Paul Estes, editor-in-chief of Staffing.com and host of The Talent Economy Podcast, sat down with Taso Du Val to discuss Toptal’s recently published “The Suddenly Remote Playbook.” The playbook is a guide for building and sustaining an enterprise-grade remote work environment and includes several podcasts, giving readers direct insight into the perspectives of senior leaders. The following Q&A has been edited for clarity and length.
Q: Tell me about what Toptal is doing to help companies transition to remote work in response to the global health crisis.
A: We’ve created The Suddenly Remote Playbook on how to build and sustain a remote environment that is highly performant, secure, organized, and fluid.
We’ve spent a decade becoming the world’s largest fully distributed company, and the playbook offers a behind-the-scenes look at how we did it. We interviewed the Toptal leadership team, who have deep experience running their functions remotely. Each of these functions has its own chapter, including human resources, culture, productivity, security, and tools.
Read The Suddenly Remote Playbook.
Q: What major challenges do you see for companies right now?
A: The technology infrastructure is paramount for success. An array of tools, including tools for communication, productivity, and human resources, need to be integrated correctly for companies to have a good remote work experience. Companies whose models have been set up for in-office environments and then suddenly have had to transform their company to remote will see challenges.
Q: As a leader of a large remote organization, how do you create a sense of community and trust?
A: It’s a transition. Leaders have to trust their people. If you’re time-tracking employees or taking screenshots of what they're doing—unless it's for security purposes or regulatory compliance—that simply means you don't trust them. We don't track anyone's time at Toptal.
Speaking to the current situation, I see a lot of people stating on Twitter and other forums, “I don't see my colleagues, therefore, I don't know if they're working.” That's just a symptom of the fact that you don't trust your colleagues. Actions and examples cultivate trust. It's not about whether I can see an employee or not. While handshakes and in-person meetings are visceral experiences that people often correlate to trust, they’re not actually what builds trust in the long term and they’re sure as heck not what sustains it.
Instead, trust should be part of the culture. Managers demonstrate that they trust the other person in an everyday working environment. They trust them with their decision-making capabilities, with outcomes, with their attention to detail, and their ability to quality control. If an individual joins Toptal and they prove themselves, they become very autonomous within the organization.
Q: What advice do you have for managers working remotely for the first time?
A: First, I would say managing a remote environment is fundamentally no different than managing an in-person environment. I’ve had Fortune 200 CEOs sit next to me as I've worked and say, “Wow, this is exactly what I do every single day. It's just all happening virtually.”

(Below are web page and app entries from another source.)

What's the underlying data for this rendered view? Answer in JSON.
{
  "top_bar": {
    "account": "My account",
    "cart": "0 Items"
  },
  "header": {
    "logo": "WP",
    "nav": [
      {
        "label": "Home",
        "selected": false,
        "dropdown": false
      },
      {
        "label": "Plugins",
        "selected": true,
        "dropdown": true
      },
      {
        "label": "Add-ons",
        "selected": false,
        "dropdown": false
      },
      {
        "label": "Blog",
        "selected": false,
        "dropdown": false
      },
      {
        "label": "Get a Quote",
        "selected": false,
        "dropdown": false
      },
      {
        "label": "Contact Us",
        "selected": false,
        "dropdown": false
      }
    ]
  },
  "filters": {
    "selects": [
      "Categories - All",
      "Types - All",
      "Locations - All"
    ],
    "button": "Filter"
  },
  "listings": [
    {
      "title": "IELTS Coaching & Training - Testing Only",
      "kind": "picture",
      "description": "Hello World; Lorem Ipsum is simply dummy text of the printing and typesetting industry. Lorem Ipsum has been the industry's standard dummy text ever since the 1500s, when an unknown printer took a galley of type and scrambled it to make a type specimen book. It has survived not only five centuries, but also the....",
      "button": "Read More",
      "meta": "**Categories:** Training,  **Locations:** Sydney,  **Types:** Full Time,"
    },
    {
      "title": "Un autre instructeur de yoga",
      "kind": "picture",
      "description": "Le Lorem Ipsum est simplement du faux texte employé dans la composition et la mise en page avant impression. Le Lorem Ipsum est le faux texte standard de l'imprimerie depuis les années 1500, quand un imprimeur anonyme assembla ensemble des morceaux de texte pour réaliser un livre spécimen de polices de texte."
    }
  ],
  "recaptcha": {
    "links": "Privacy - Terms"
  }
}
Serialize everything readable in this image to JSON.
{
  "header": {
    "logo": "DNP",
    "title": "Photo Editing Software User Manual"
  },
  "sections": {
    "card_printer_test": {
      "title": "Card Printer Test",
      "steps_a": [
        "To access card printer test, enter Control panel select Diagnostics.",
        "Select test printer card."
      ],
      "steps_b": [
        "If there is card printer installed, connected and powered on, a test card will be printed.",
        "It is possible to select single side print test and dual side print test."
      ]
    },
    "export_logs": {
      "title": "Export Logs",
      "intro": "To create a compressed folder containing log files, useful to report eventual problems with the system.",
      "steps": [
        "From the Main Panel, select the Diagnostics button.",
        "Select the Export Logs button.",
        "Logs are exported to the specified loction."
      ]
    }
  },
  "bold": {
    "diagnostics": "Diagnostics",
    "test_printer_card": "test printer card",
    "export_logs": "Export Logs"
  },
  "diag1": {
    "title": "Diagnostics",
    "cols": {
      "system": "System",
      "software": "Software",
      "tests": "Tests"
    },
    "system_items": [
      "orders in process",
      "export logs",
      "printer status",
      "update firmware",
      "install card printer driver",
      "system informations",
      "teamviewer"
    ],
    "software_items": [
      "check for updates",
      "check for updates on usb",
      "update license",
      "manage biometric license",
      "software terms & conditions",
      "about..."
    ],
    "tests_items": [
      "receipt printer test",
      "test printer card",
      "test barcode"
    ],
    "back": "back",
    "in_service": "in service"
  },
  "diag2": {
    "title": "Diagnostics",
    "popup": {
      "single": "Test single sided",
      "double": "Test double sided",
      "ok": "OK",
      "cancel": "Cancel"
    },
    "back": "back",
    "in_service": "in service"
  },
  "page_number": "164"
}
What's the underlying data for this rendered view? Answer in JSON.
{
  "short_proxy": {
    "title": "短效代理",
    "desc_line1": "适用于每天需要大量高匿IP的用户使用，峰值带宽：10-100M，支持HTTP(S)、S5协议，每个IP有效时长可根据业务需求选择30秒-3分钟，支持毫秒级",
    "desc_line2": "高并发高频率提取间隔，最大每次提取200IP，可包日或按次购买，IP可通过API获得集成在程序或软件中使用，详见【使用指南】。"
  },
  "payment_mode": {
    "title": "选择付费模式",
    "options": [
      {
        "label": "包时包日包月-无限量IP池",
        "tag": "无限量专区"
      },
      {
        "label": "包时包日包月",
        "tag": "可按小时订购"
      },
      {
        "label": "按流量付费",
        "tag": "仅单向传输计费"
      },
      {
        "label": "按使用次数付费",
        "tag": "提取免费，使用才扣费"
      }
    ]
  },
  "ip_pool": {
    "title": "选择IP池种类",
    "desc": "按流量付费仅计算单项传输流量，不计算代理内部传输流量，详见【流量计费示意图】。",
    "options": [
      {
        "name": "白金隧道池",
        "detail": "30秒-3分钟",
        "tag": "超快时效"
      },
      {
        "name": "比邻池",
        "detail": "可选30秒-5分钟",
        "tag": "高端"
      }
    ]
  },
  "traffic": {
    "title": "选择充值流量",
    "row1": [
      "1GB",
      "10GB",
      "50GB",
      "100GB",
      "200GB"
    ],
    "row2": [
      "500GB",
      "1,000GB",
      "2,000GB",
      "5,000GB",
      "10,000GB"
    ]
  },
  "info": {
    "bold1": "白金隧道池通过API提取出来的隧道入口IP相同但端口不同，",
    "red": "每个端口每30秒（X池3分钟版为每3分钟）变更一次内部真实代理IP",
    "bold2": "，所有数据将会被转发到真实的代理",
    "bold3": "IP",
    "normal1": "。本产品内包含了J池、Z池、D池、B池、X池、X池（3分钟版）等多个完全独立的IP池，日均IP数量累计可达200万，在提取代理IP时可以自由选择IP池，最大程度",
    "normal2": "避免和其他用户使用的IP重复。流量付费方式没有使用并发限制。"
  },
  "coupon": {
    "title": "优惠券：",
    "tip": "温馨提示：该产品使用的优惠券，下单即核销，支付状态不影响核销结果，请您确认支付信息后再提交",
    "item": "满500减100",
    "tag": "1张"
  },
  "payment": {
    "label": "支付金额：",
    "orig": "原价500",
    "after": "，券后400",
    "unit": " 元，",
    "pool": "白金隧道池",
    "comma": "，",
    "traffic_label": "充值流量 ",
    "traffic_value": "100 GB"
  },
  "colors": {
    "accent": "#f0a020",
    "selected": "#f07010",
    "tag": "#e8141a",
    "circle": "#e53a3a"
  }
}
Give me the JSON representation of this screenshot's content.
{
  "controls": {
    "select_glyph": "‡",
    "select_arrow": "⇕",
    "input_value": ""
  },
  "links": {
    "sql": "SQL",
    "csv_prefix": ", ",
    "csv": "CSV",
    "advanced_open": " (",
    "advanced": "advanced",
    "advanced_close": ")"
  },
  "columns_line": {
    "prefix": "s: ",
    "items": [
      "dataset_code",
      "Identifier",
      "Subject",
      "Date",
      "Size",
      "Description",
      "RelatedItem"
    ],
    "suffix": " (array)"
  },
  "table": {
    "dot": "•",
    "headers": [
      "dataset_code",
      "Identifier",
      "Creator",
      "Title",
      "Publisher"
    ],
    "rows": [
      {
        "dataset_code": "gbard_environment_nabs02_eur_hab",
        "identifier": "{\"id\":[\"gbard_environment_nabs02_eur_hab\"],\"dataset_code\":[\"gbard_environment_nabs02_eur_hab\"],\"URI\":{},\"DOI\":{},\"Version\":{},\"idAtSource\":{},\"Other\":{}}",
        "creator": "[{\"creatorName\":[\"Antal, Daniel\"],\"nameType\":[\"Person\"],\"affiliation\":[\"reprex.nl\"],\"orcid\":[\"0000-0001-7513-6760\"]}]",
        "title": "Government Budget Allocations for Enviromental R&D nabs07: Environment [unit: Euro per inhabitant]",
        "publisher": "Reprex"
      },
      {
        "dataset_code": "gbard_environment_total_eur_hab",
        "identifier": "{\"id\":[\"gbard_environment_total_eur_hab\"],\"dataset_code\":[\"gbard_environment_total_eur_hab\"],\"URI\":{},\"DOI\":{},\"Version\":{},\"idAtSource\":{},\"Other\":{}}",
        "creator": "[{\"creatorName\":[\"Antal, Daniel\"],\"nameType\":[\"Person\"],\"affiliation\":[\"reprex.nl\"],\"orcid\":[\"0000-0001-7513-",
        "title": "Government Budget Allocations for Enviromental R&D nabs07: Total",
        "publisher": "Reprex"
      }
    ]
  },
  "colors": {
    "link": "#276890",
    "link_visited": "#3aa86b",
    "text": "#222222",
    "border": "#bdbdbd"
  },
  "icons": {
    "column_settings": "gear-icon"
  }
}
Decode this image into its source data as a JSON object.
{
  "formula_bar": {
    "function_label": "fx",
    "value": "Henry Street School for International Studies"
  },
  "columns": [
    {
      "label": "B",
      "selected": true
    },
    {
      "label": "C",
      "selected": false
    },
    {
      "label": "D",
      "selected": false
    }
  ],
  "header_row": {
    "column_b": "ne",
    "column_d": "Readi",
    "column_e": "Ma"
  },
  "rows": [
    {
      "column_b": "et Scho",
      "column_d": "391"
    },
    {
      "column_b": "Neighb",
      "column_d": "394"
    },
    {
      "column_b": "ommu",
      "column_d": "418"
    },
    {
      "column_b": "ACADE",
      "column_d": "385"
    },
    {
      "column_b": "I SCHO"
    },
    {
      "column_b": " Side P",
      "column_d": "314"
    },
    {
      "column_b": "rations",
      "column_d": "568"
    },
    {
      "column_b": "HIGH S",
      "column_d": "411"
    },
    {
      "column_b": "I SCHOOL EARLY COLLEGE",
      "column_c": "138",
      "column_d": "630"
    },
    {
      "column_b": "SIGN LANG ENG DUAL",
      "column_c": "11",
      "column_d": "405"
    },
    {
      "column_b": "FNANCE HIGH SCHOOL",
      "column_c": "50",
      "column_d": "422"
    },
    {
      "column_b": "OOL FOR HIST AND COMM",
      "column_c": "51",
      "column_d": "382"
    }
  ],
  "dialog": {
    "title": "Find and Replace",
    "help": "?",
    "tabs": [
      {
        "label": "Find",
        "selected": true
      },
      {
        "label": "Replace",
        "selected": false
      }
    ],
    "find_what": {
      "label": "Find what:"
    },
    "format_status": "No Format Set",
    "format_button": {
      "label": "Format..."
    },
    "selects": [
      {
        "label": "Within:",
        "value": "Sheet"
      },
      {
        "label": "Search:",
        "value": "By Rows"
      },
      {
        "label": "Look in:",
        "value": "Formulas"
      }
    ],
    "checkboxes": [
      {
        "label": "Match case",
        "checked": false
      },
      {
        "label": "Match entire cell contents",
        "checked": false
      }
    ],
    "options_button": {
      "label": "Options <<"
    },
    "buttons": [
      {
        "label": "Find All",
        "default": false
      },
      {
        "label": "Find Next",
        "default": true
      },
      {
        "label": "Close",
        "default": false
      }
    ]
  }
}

We recognize that more traditional companies perceive this as challenging because they've been conducting business a certain way for a long time. We're humans, and habits are hard to change. Once you do, the work experience is similar to an office environment. You delegate people, check their work, conduct meetings, and ensure outcomes are the highest quality possible, delivered as quickly as possible. That's what all businesses are really driving toward within their respective industries. Toptal is no different.
Q: What do you tell people that are experiencing isolation from remote working?
A: There is a point where most remote workers feel isolated, including myself. When you're working remotely, you need to balance your work and personal life. You shouldn't be inside all day. Take walks. Make sure you have some social interaction so you're not just in front of a computer all day long
Isolation can be difficult. However, it far outweighs commuting to an office and spending money on gas or the train. You waste time both ways. I'd rather be at my home every single day working.
We have something unique at Toptal, which is a manager of wellness. We give guidance to our employees and contractors globally as to how they can stay motivated, excited, and avoid burnout.
Q: What will the new normal look like for Fortune 200 companies 18 months from now?
A: First, the companies that thrive in the remote environment today will win in the future. Companies will support flexibility so that employees can turn on their laptops every day and have a fluid work experience.
Second, companies that can remove their capital expenditures—all the hard assets related to the company, including offices—will drastically increase their operating margin in many instances and be more performant.
Third, companies will be able to attract talent globally. That's a huge draw. We embrace a global talent pool that allows us to win without borders. It doesn't matter where an employee lives. It's purely merit-driven.
Fourth, companies that embrace remote work are simply more environmentally friendly.
For all of these reasons, it's astonishing to me that everyone hasn't moved more quickly to this remote working environment.
As remote work becomes the new normal, Staffing.com has created a dedicated space to offer insights and tips. On our Rise of Remote pages, you’ll find The Suddenly Remote Playbook, articles, podcasts, and live streaming videos with experts in the world of remote work. Visit and subscribe to stay connected.